## [The data]
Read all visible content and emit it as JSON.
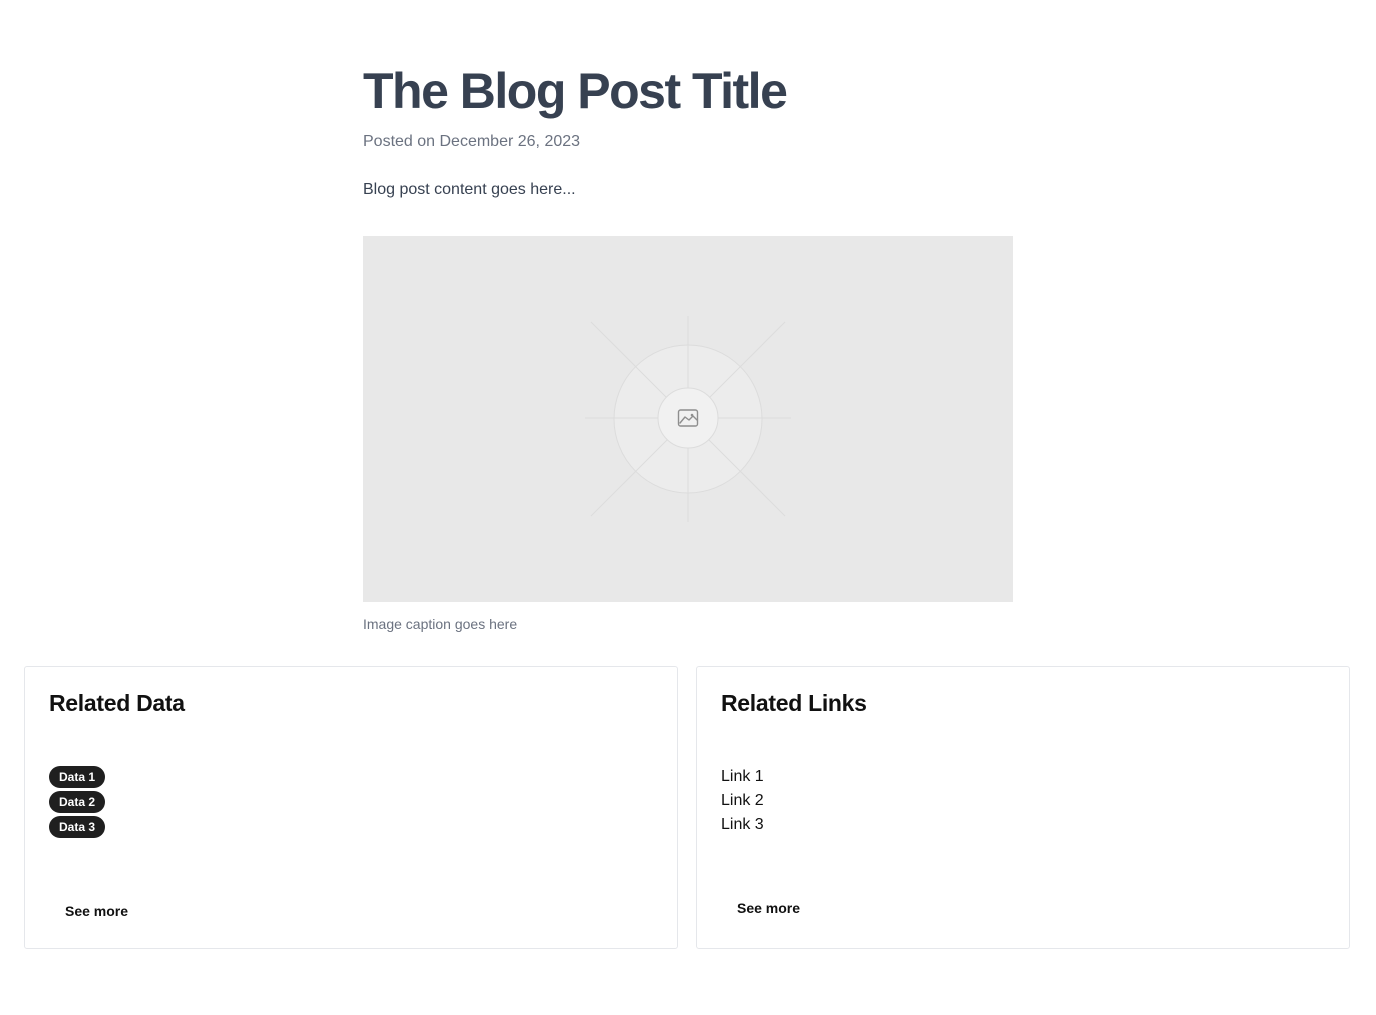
{
  "post": {
    "title": "The Blog Post Title",
    "meta": "Posted on December 26, 2023",
    "body": "Blog post content goes here...",
    "image_icon": "image-placeholder-icon",
    "caption": "Image caption goes here"
  },
  "related_data": {
    "title": "Related Data",
    "badges": [
      "Data 1",
      "Data 2",
      "Data 3"
    ],
    "see_more": "See more"
  },
  "related_links": {
    "title": "Related Links",
    "links": [
      "Link 1",
      "Link 2",
      "Link 3"
    ],
    "see_more": "See more"
  },
  "colors": {
    "title": "#374151",
    "muted": "#6b7280",
    "badge_bg": "#1f1f1f",
    "placeholder_bg": "#e8e8e8",
    "card_border": "#e5e7eb"
  }
}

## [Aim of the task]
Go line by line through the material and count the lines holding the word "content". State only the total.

## [Reply]
2